• **PROBLEM DESCRIPTION**: Across the entries that follow, work out the number of lines containing the string "true", and state it alone.

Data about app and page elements

____

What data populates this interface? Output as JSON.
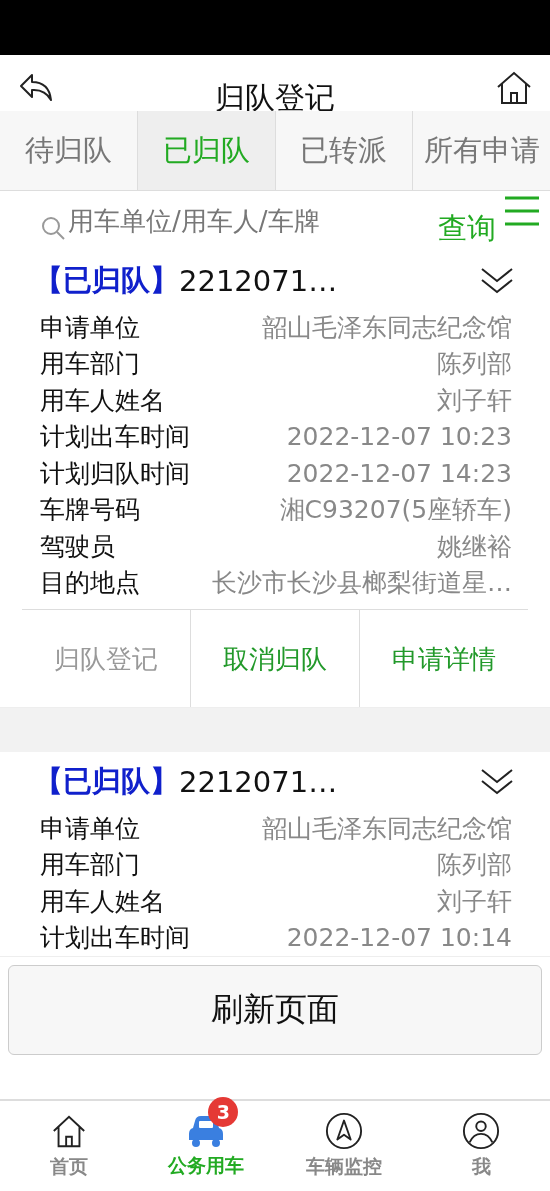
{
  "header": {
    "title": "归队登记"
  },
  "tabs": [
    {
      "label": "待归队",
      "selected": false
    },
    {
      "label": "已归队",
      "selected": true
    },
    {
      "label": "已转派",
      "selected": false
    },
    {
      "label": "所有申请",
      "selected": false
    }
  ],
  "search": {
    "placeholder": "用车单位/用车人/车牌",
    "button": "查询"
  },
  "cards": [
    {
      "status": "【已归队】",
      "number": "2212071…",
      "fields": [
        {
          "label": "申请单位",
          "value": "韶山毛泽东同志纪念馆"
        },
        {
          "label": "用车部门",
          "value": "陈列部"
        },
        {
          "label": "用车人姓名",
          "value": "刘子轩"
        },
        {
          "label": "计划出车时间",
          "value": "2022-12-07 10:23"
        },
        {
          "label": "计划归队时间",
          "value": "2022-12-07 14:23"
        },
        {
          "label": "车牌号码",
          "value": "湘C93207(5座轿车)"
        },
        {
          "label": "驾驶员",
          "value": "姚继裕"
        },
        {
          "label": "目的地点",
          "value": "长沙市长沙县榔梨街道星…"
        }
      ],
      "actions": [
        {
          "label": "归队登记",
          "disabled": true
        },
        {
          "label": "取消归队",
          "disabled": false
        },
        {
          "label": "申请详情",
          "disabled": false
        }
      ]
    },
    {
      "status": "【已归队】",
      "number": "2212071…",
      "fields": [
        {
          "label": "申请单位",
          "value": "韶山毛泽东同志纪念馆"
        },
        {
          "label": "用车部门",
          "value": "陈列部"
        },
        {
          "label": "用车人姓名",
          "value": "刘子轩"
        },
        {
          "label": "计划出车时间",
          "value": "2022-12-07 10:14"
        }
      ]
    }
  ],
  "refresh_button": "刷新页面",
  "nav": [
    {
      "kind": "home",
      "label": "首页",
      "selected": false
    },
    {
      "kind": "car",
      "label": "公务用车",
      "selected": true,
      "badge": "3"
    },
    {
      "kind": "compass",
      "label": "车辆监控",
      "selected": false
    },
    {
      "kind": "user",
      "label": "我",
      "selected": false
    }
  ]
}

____

• **TASK RESPONSE**: 3